Jack Entwistle (Manly, NSW/AUS) and Georgia Young (Swanbourne, WA/AUS) today etched their names into one of Western Australia's most prestigious and iconic trophies, with victory today at the 21st annual Whalebone Longboard Classic in Cottesloe, Perth.
Entwistle went back-to-back at WA's only World Surf League (WSL) Longboard Qualifying Series (LQS) event, defeating Dane Pioli (Coolangatta, QLD/AUS) in a wave-starved Final. While WA's own Georgia Young used her intimate knowledge of the reef at Isolators to overcome rising superstar Emily Lethbridge (Noosa, QLD/AUS). In another day of spectacular winter weather, competitors were greeted to clean 1-2 feet peeling waves along Perth's metropolitan coastline.

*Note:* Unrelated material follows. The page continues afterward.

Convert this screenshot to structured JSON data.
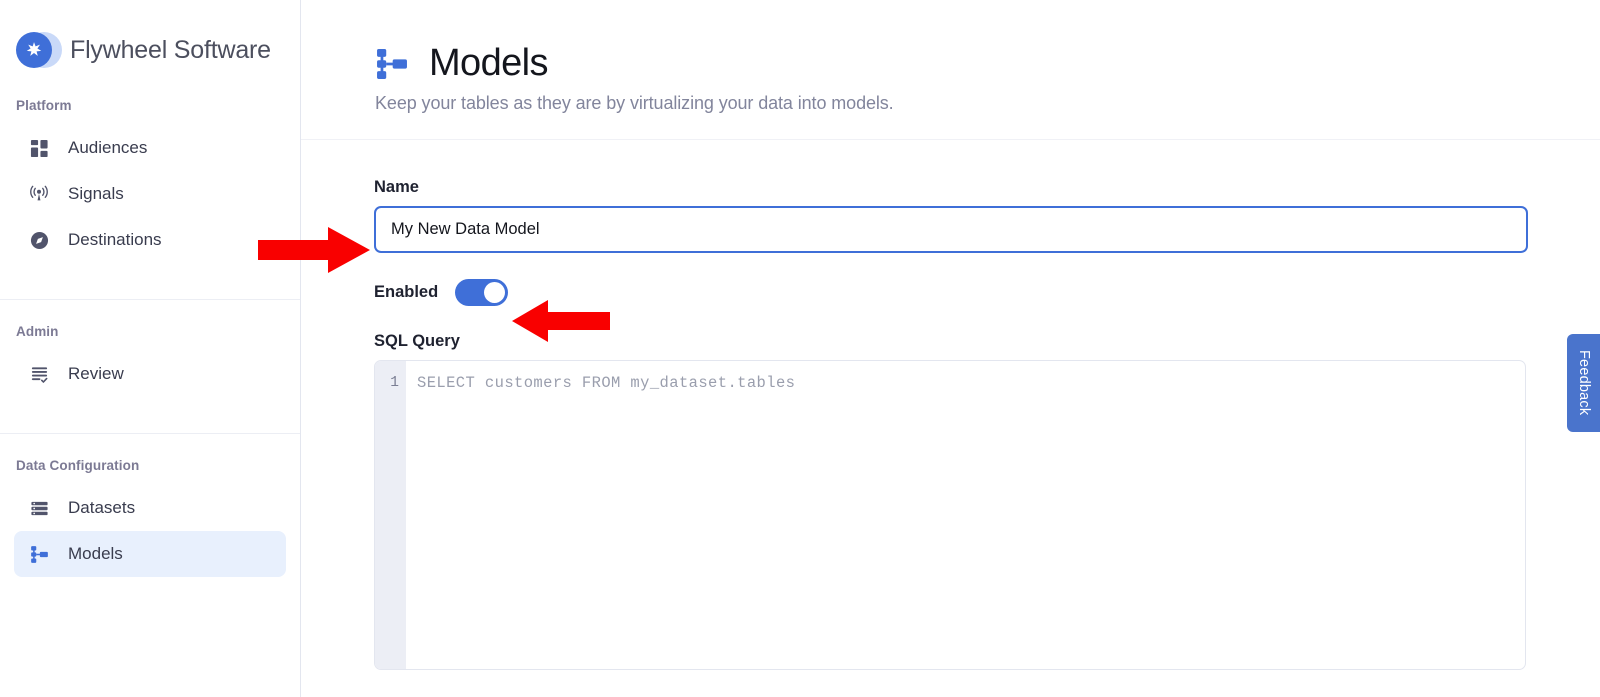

In the 30-minute women's LQS final, Young used her home ground advantage to perfection, catching the best two waves on offer and posting some big numbers on her way to her the win. Young used both traditional and modern longboard manoeuvres to claim a heat high 8.00 (from a possible 10) and then backed it up with a 6.50 to finish on a combined two-wave total of 14.50 (from a possible 20).
"I'm so stoked, we've had three days of amazing waves and it's been such a high standard of competition, all the girls were shredding and it was awesome to really push myself and get the win," said Young. "Emily (Lethbridge) surfs so well and I knew it was going to be a tough final, it was a really good battle and I'm so thrilled to come away with the win."
Emily Lethbridge styled her way to a two-wave combined total of 13.65 (from a possible 20), but was left chasing a 7.61 (from a possible 10) when the final siren sounded. Despite the second place finish, 17-year-old Lethbridge proved she's a star on the rise, capturing the 2018 LQS Championship for the Australia/Oceania region and qualifying for the 2019 WSL Longboard Championship Tour.
"It would have been nice to get win, but it's been a goal of my mine this year to be the regional LQS champion so I'm really happy about that," said Lethbridge. "Georgia held priority for a long time and got the two best waves of the final. It's been really nice here in WA and I'll definitely be coming back next year."
On the men's side of the draw, Jack Entwistle made it consecutive Whalebone Classic victories, defeating Dane Pioli (Coolangatta, QLD) in a wave starved 30-minute final. Entwistle waited almost 20 minutes before catching his first wave and despite the lack of scoring opportunities he was able to muster an impressive combined two-wave total of 16.00 (from a possible 20) that included an 8.50 and a 7.50.
In an unbelievable turn of events, both Entwistle and Pioli finished tied on the LQS regional ratings, with a count back required to determine Entwistle as the WSL Australia/Oceanic regional Champion for 2018.
"Dane beat me in the LQS final up in Kingscliff, NSW earlier this year so it was nice to get one back on him," said Entwistle. "I just had to be patient out there and wait for those better sets that came through. The Whalebone Classic is a super fun event, really good atmosphere and one of the best run contests in Australia, it feels so good to get the win again."
Despite some solid surfing from Pioli, which saw him finish with a combined two-wave total of 13.76 (from a possible 20), he couldn't mid a set wave when it mattered the most."I first won this event back in 2008 and although it's been a while since I've been back over here for it, I remember what makes this event so special," said Pioli. "I'm really stoked to be here making finals, making some money, making points and qualifying for the World Tour in 2019. I love longboarding and progressing the sport as far as I can so I can't complain at all."
As well as the WSL LQS event, the Whalebone Classic saw 14 amateur divisions contested.
After the WSL LQS champions were crowned, surfers from across Australia battled it out across 12 separate amateur divisions' finals.
The 2018 Whalebone Classic brought together over 130 professional and amateur longboarders come together in a true festival atmosphere, with strong corporate support, great community engagement, and a whole bunch of stoke spread across a broad age demographic.
The Whalebone Classic was born in 1998 after local longboarder Peter Dunn, discovered a whale's rib bone immersed in the surf at Isolators and decided to host a longboarding competition in memory of the whale's spirit.
Twenty-one years on, the competition has grown to be one of Western Australia's most iconic longboard events and a much-loved tradition within the local community.